Her mood instantly changed. The UN got a hundred threats per week, mostly from crackpots and mentally unstable individuals who imagined the UN taking over the world with black helicopters. What made these people think the UN was even remotely capable of dominating the world boggled her mind. In the best of times, they had trouble keeping the peace in remote, undeveloped areas.
She read on.
Your efforts have not helped us. You plunge us deeper into despair every day. In the name of progress you enslave us, in the name of charity you starve us, in the name of peace you slaughter us. We can no longer wait for your help, we will change the world ourselves.
Normally Claudia took these threats with a grain of salt, but this letter had come to her internally. Whoever sent it had access to things they should not have had access to. She began to feel sick, her face and hands flushed and sweating.

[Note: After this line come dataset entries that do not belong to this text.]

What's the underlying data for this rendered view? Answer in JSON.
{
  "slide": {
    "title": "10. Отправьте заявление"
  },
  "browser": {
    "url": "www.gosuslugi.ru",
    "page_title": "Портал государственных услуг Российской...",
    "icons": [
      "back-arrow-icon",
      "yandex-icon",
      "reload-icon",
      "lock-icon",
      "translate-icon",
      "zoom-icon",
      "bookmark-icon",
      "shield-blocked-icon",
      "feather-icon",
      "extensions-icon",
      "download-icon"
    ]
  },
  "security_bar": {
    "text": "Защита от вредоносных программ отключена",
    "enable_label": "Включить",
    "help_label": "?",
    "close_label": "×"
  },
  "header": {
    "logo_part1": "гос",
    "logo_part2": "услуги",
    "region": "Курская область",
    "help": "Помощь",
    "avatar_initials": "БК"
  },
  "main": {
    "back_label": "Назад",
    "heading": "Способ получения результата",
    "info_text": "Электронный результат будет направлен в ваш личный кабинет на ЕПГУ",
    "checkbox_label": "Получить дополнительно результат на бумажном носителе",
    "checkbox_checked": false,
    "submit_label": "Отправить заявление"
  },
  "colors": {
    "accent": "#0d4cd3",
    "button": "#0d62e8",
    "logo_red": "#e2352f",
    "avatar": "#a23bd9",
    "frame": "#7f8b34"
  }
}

In our pains we have grown. And you have fed off us. You think you have beaten us, but he who overcomes by force, hath overcome but half his foe.
We cannot reverse what you have done but we mete out your portion of suffering, we bring you down with us. And it is you who will deliver the master stroke for us. That is correct, Ambassador Gonzales, you are the method of our vengeance. If you have read this far, you are carrying the plague already.
Her heart went cold as she read the words. With her hand shaking lightly, she jabbed at the intercom switch on her phone.
“Security,” a voice said.
“This is—” She stopped midsentence, noticing some type of reddish liquid left behind on the phone key. She glanced at her hand, turning her palm up. The tips of her fingers and her thumb were stained reddish brown.
She noticed a strange smell and heard a quiet sizzling sound. Her left hand, still holding the sheet of paper, felt as if it were burning. She flung the letter to the floor with a shout, pushing her chair backward. She jumped up out of the seat, knocking the latte off her desk.
Her palm and fingers were red and bubbling with the crimson liquid. Her heart was pounding.
“Madam Ambassador?” the voice called over the phone. “Are you okay? Madam Ambassador?”
Unable to speak, she stared at the sheet of paper, watching as a red stain soaked through the page from the corners like blood or dye. Despite this strange effect, the words remained clearly readable. The last sentence, in large bold font, read:
Welcome to Hell.
Excerpted from The Eden Prophecy by Graham Brown. Copyright © 2012 by Graham Brown. Excerpted by permission of Bantam, a division of Random House, Inc. All rights reserved. No part of this excerpt may be reproduced or reprinted without permission in writing from the publisher.